Israel is also on the cusp of a constitutional crisis, as it awaits a Supreme Court verdict on the legality of the first law the Knesset passed dealing with the judicial overhaul. When asked whether he would adhere to a court ruling should it strike down the law, Netanyahu’s answers have been vague. With Israel’s premier ambiguous on court orders, others are already choosing to be defiant, perhaps emboldened by a contrarian government.
Netanyahu leads an extreme right-wing government with ultra-nationalist members as his main allies. Finance Minister Bezalel Smotrich and National Security Minister Itamar Ben-Gvir are both part of a relatively new “Hardali” movement within Judaism, which reflects a nationalistic, ultra-Orthodox-oriented view that Netanyahu now leans heavily on for his political survival. Rosh Yehudi portrays itself as an organization seeking to “quench the growing thirst for Jewish identity,” as it claims on its website.
“They have no problem with racism, misogyny, and homophobia; in fact, they encourage it,” Persico said. “Netanyahu does not share these views, but he is being held captive by these forces. The Hardalim are the ones actually ruling this coalition and Netanyahu has no choice but to surrender as they take the road of religious coercion and Jewish supremacy.”
The Rosh Yehudi organization did not respond to The Media Line’s request for comment.
In Orthodox synagogues, there are separate areas for men and women to pray.
“The feelings of the religious public are repeatedly being hurt,” said Bloy. “The fact that the court decided to not allow segregated praying in a public area which is part of the Jewish prayer ceremony makes us feel that there is a deliberate attempt to hurt every Jewish religious symbol. This is borderline antisemitic and not the way to maintain democracy and equality.”
The scenes of Jewish Israelis fighting each other on what is supposed to be a day of reflection were difficult for people on all sides of the political map. The public prayers, a tradition carried over from the days of the pandemic, became another scene in which the liberals and the religious clashed. The tensions that led up to the prayer, which included a petition to the court, provided a preview of what eventually played out.
“They [Rosh Yehudi] could have chosen not to conduct the prayer this year and certainly not defy the court order by putting up the barrier, but also the secular Jews could have not interrupted the prayer with their shouting,” Persico said. “Even though the barrier was against the law, it does not legitimize interfering with the prayer.”
As the political crisis deepens, there is increased talk of the emergence of two Israels—a religious country in which the legal system is derived from Jewish laws and traditions, and a liberal country that allows people to choose their own lifestyles.

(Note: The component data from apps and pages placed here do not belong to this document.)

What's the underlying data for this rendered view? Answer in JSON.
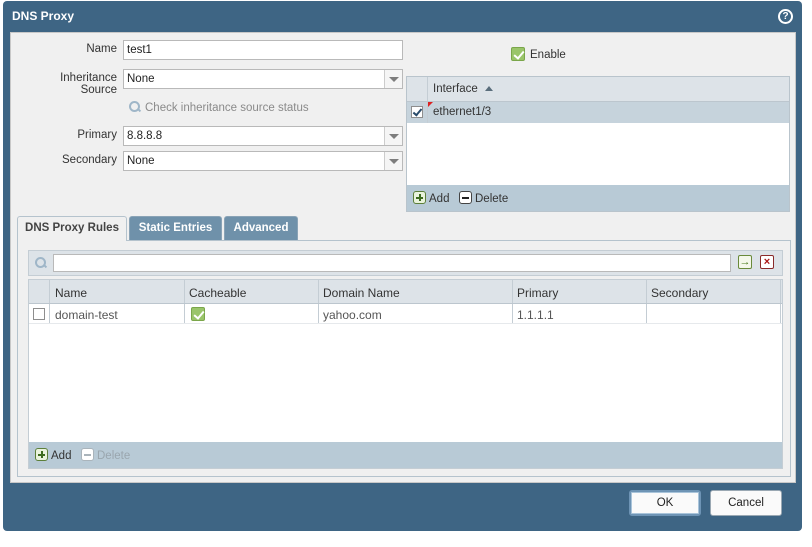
{
  "dialog": {
    "title": "DNS Proxy",
    "help_icon": "?"
  },
  "form": {
    "name_label": "Name",
    "name_value": "test1",
    "inheritance_label": "Inheritance Source",
    "inheritance_value": "None",
    "check_inheritance": "Check inheritance source status",
    "primary_label": "Primary",
    "primary_value": "8.8.8.8",
    "secondary_label": "Secondary",
    "secondary_value": "None"
  },
  "enable": {
    "label": "Enable",
    "checked": true
  },
  "interface_grid": {
    "header": "Interface",
    "rows": [
      {
        "value": "ethernet1/3",
        "checked": true
      }
    ],
    "add_label": "Add",
    "delete_label": "Delete"
  },
  "tabs": [
    {
      "label": "DNS Proxy Rules",
      "active": true
    },
    {
      "label": "Static Entries",
      "active": false
    },
    {
      "label": "Advanced",
      "active": false
    }
  ],
  "rules": {
    "search_value": "",
    "columns": [
      "Name",
      "Cacheable",
      "Domain Name",
      "Primary",
      "Secondary"
    ],
    "rows": [
      {
        "name": "domain-test",
        "cacheable": true,
        "domain_name": "yahoo.com",
        "primary": "1.1.1.1",
        "secondary": ""
      }
    ],
    "add_label": "Add",
    "delete_label": "Delete"
  },
  "buttons": {
    "ok": "OK",
    "cancel": "Cancel"
  }
}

“We are nearing a civil war,” Bloy said. “The religious people need to reach an understanding of how they conduct themselves vis-à-vis the general public. However, the general public has to understand that there are many people here who want to practice religion and feel that they are being hurt. There are lines that shouldn’t be crossed.”
Months into the political turmoil, lines are frequently crossed during events that were previously untouched or consensual among the Jewish majority in Israel.
“We are seeing the falling apart of the foundations that have built society. The status quo is dead,” Persico said. “The question of identity is open for debate, but from this crisis, there is an opportunity to rethink things.”
Politicians from both sides of the map condemned Monday’s events but also contributed to further tensions. Ben-Gvir vowed to hold a communal prayer at the same site in Tel Aviv later this week, daring his opponents to drive him out of the city. The hate and mutual incitement are expected to continue, as no moderate voice has the power needed to change the course of a very bitter discourse that has taken over.
“The politicians may be looking to promote divisions, but most of the people want to live together in peace,” Bloy said.